■ **Problem requirements**
Every line below that carries the word "商贸服务业" needs to be copied.
Materials provided: Begin
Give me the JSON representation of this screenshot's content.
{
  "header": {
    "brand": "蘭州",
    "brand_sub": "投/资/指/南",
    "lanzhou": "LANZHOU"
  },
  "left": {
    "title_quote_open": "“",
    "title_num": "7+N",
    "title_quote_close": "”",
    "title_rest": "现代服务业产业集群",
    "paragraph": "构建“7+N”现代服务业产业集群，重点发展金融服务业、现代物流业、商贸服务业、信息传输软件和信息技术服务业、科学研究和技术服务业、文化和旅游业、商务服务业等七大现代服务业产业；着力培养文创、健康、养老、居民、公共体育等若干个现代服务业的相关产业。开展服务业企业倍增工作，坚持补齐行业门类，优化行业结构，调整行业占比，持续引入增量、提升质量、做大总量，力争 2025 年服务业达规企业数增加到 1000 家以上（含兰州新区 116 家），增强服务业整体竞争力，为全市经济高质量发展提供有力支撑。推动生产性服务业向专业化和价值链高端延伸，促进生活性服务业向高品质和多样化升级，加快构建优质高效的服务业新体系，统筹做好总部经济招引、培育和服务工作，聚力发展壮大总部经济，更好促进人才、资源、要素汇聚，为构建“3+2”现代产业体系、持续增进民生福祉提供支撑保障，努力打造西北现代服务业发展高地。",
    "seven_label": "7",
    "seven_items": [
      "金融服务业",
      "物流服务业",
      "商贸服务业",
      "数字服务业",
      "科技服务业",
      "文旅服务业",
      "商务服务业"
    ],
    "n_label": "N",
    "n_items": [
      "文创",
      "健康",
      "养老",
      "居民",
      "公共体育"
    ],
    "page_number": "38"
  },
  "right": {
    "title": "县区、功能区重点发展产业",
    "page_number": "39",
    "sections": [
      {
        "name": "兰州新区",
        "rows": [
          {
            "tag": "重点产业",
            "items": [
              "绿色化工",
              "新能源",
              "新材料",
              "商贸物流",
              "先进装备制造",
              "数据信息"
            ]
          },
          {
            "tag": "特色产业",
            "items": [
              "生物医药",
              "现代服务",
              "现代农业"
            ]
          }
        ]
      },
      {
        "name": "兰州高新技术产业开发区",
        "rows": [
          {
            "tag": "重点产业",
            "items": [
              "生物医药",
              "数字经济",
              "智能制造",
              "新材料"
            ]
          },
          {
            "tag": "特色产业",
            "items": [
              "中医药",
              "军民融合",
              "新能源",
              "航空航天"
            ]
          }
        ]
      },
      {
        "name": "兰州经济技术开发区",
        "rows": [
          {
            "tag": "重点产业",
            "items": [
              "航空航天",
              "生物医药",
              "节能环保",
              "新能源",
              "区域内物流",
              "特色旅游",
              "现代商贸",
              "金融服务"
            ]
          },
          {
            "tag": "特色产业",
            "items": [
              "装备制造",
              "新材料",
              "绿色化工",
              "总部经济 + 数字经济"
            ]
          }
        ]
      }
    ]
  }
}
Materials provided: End
■ **Expected answer**
    "paragraph": "构建“7+N”现代服务业产业集群，重点发展金融服务业、现代物流业、商贸服务业、信息传输软件和信息技术服务业、科学研究和技术服务业、文化和旅游业、商务服务业等七大现代服务业产业；着力培养文创、健康、养老、居民、公共体育等若干个现代服务业的相关产业。开展服务业企业倍增工作，坚持补齐行业门类，优化行业结构，调整行业占比，持续引入增量、提升质量、做大总量，力争 2025 年服务业达规企业数增加到 1000 家以上（含兰州新区 116 家），增强服务业整体竞争力，为全市经济高质量发展提供有力支撑。推动生产性服务业向专业化和价值链高端延伸，促进生活性服务业向高品质和多样化升级，加快构建优质高效的服务业新体系，统筹做好总部经济招引、培育和服务工作，聚力发展壮大总部经济，更好促进人才、资源、要素汇聚，为构建“3+2”现代产业体系、持续增进民生福祉提供支撑保障，努力打造西北现代服务业发展高地。",
      "商贸服务业",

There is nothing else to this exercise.